== Excerpts from an interface dataset ==
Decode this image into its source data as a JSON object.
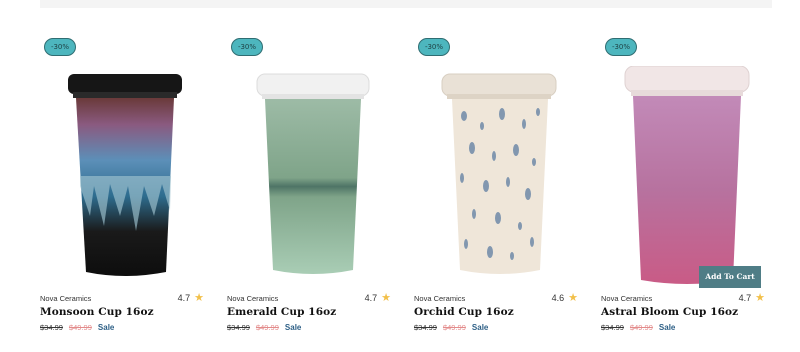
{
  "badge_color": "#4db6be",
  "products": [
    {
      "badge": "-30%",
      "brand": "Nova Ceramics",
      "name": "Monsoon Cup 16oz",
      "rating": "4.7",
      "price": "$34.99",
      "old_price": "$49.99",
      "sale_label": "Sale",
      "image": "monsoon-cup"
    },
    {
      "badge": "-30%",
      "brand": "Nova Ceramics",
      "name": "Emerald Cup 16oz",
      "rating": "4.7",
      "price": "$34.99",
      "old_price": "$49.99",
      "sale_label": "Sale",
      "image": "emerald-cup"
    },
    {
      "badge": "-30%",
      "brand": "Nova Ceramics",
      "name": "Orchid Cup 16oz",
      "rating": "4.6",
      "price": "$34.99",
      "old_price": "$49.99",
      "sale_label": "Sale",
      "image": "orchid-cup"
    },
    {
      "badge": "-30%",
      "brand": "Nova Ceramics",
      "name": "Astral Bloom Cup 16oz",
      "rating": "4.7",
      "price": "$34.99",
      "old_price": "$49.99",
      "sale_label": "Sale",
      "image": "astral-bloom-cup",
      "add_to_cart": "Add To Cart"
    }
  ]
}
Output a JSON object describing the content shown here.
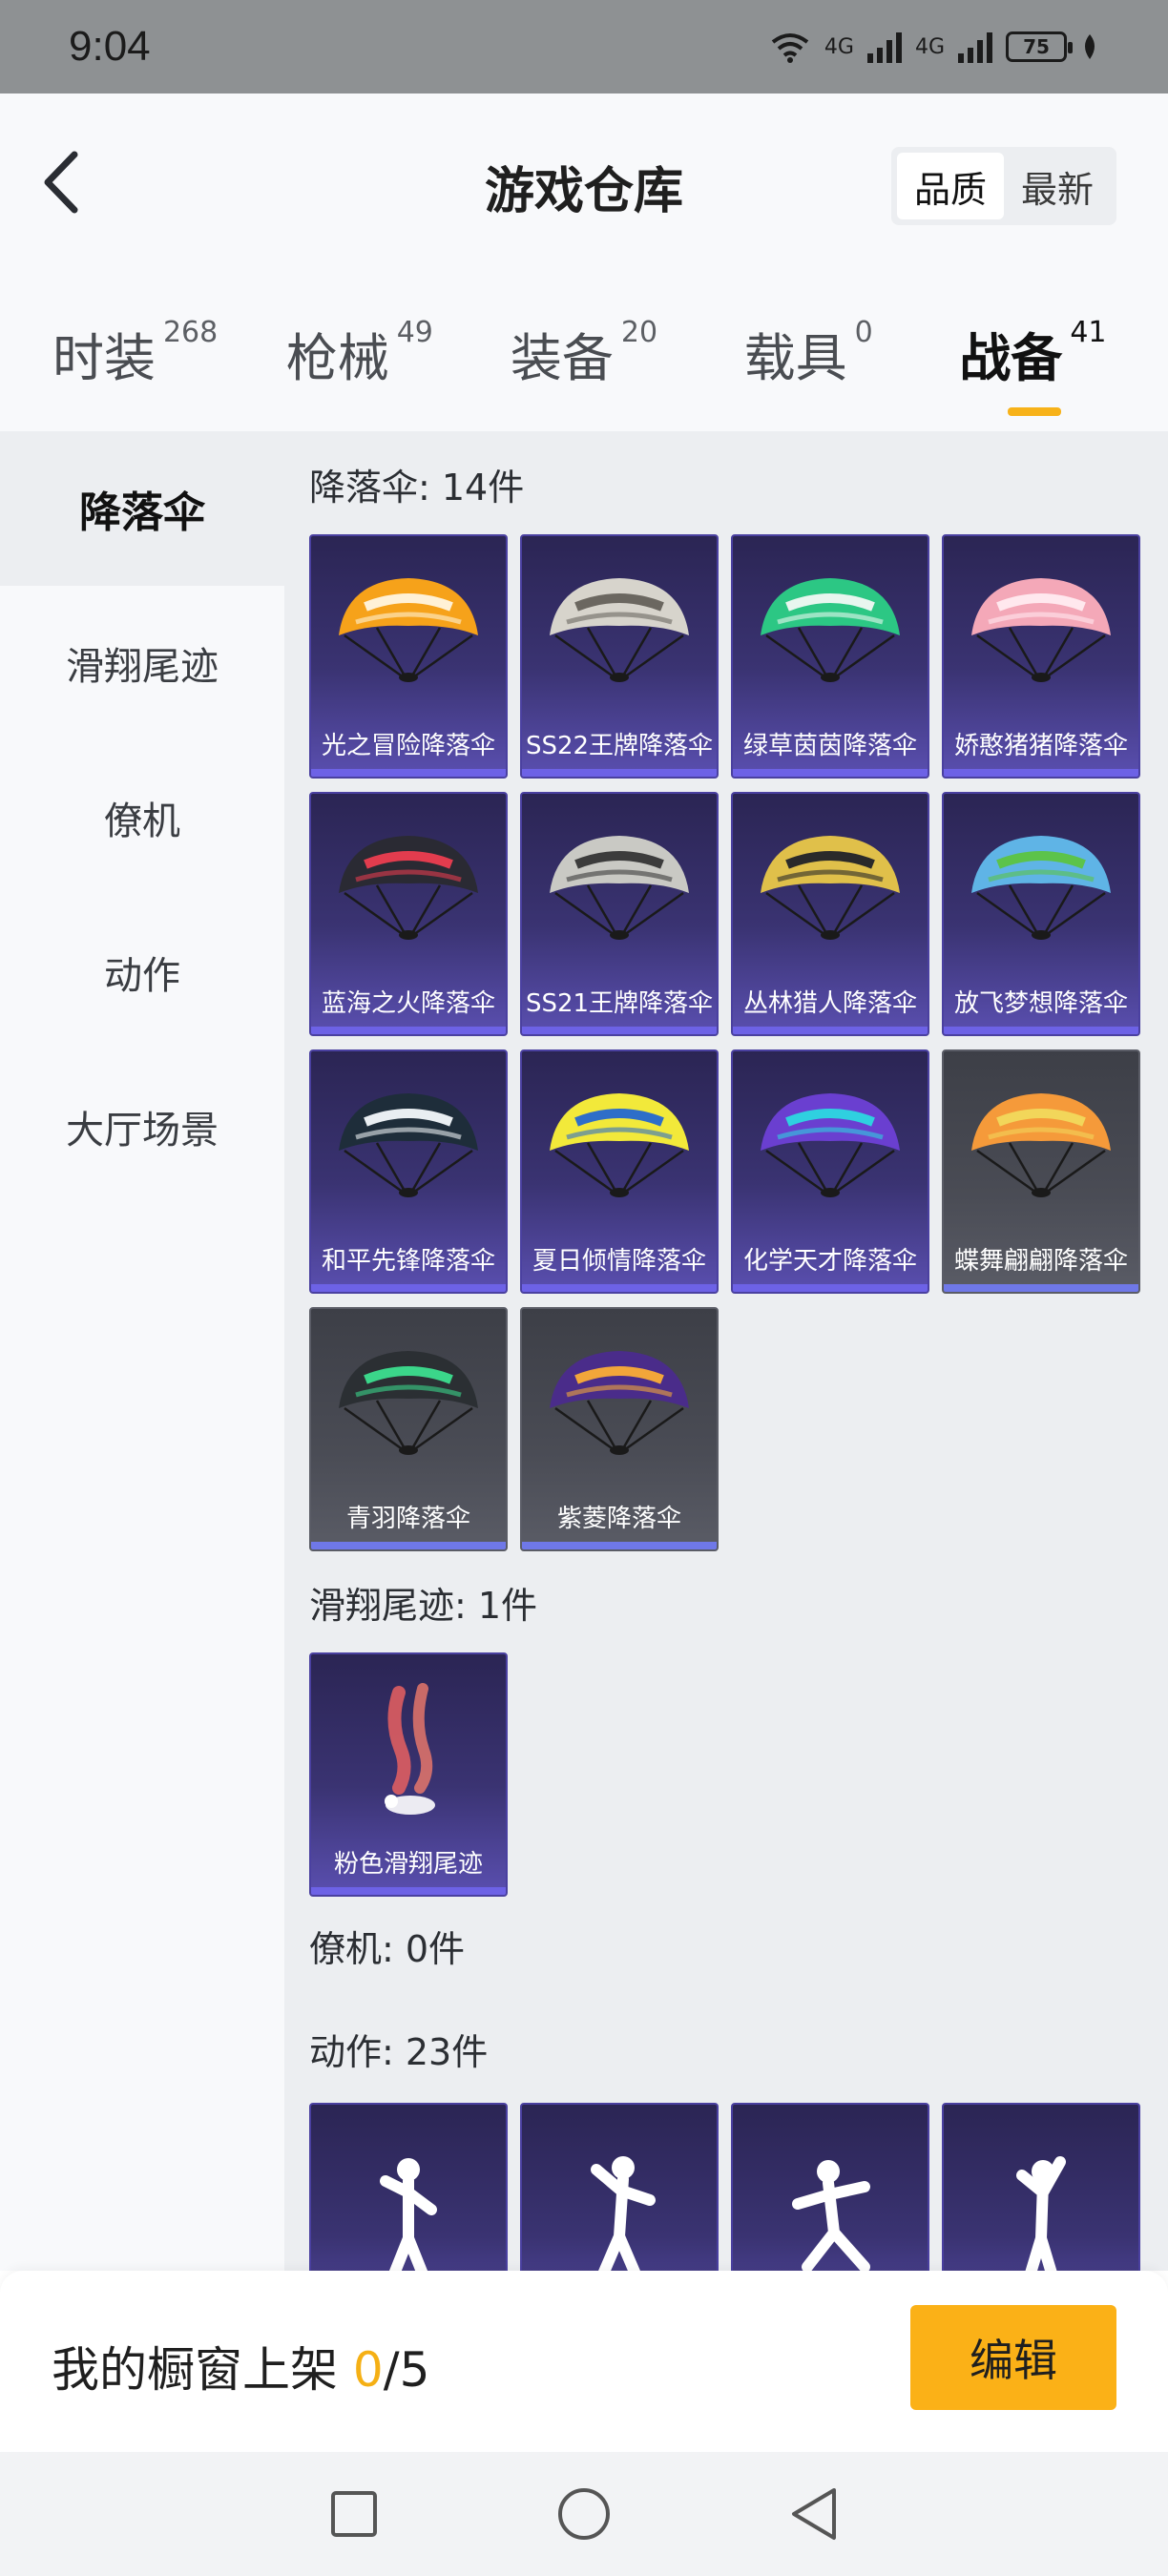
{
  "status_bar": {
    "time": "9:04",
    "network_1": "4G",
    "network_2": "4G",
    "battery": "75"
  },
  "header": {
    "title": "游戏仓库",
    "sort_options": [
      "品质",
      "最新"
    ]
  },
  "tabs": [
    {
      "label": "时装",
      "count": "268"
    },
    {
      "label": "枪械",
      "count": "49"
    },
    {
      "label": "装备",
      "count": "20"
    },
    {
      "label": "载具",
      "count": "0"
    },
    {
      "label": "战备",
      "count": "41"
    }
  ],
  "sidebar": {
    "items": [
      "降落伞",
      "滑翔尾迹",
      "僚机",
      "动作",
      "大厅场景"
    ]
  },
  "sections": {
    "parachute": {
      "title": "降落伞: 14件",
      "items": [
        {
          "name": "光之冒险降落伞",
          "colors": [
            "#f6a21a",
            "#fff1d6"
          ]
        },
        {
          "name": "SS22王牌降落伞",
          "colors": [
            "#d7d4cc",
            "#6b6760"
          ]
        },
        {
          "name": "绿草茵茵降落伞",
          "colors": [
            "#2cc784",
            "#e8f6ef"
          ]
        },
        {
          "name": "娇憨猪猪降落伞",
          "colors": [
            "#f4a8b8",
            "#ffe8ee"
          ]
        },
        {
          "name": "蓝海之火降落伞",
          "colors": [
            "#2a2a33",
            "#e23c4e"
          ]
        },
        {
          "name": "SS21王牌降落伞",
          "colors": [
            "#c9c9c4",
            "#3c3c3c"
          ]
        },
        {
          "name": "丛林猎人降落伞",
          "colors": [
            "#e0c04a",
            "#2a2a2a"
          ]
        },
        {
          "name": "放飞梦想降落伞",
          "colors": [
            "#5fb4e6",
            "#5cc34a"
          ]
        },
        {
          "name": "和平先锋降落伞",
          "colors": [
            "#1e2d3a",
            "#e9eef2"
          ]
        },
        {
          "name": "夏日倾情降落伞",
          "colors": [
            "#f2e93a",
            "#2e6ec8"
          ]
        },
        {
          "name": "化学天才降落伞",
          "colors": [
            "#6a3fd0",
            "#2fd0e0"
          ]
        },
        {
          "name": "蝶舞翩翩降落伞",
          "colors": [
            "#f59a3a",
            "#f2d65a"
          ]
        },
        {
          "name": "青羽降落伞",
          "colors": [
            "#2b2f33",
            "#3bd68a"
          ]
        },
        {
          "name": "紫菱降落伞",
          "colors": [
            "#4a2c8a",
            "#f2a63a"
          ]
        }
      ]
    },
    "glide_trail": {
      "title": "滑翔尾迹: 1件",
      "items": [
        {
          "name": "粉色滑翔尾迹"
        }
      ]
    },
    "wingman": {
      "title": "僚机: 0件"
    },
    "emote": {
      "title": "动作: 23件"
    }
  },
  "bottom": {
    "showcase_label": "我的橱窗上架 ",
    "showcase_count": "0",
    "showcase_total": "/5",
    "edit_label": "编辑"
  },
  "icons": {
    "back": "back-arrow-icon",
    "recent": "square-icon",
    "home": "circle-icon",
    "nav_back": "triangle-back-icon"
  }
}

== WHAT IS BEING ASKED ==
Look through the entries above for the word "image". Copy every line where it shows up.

== OUTPUT BELOW ==
Decode this image into its source data as a JSON object.
      "image": "monsoon-cup"
      "image": "emerald-cup"
      "image": "orchid-cup"
      "image": "astral-bloom-cup",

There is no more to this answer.